Phantom Encounters


Title: Phantom Encounters

Writer: Janet P. Cave, Laura Foreman

Publishing House: Time-Life Books

Date of Publication: January 1st 1988 

Rating: 5 stars

’ Or when the lawn

Is pressed by unseen feet, and ghosts return

Gently at twilight, gently go at dawn,

The sad intangible who grieve and yearn;’’

              To Walter de la Mare, T.S. Eliot 

Restless spirits that cry their agony from every battlement of every castle in the beautiful British Isles. The haunted waterfall in Kitty’s Steps, the black figure of Creech Hill, the ghost with the golden cup somewhere in the wilderness of Cornwall. In Glamis Castle, a family has been haunted for generations. In Ireland, a red-headed young woman had become the banshee of the Fanshawe family and a Black Monk had been haunting the Byron family for generations. A mutilated cat haunts a manor in Oxenby, an evil old hag, the Gwrach – y- Rhibyn had been haunting the Stradling family in Wales until the last descendant fell dead. 

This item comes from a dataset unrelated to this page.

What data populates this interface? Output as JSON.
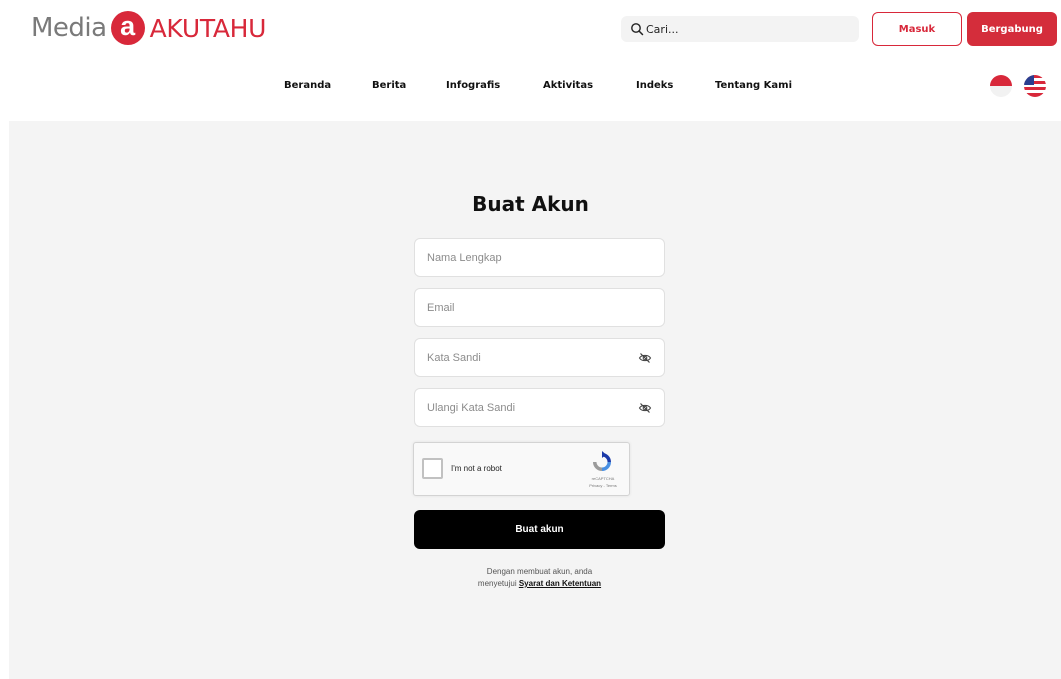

A mutilated hand haunts a Scottish clan, a white bird becomes the Angel of Death for a noble family in Devon. The Tower of London has become home to tragic figures of the British History and the theatre houses in Drury Lane aren’t silent once the lights have burned out. In Canterbury Hill, the warriors of King Arthur are waiting for the time to rise again. In Letham, the Battle of Dun Nechtain between the Picts and the Northumbrians is still going strong. And the haunting spirits residing in Whitby Abbey still echo the hymns of a glorious past.

Tormented, wronged dead return to their families, seeking justice and closure and others come back to help their beloved who have fallen into despair. Charles Dickens takes part in a strange, real-life ghost story, children seek companionship in little ones from the other side. The doppelgänger phenomenon is always exciting and as frightening as ever.  

The spirit of a heroic soldier who died in Gallipoli can still be seen, among the rocks and the bushes and in Malaysia, the ghosts of the Japanese soldiers who were left behind, are condemned to linger on, a just price for the evil they inflicted. In Japan, terrifying ghosts bring vengeance and retribution to vile, sinful men and women. And in different parts of the world, the living organize ceremonies to trick the spirits of the dead, to exorcise them and lead them to an actual eternal rest. 

Astonishing book, incredible illustrations.

‘’Blood hath been shed ere now, i’ th’ olden time,

Ere humane statute purged the gentle weal;

Ay, and since too, murders have been performed

Too terrible for the ear. The time has been

That, when the brains were out, the man would die,

And there an end. But now they rise again

With twenty mortal murders on their crowns

And push us from our stools. This is more strange

Than such a murder is.’’

  Macbeth, Act 3, Scene 4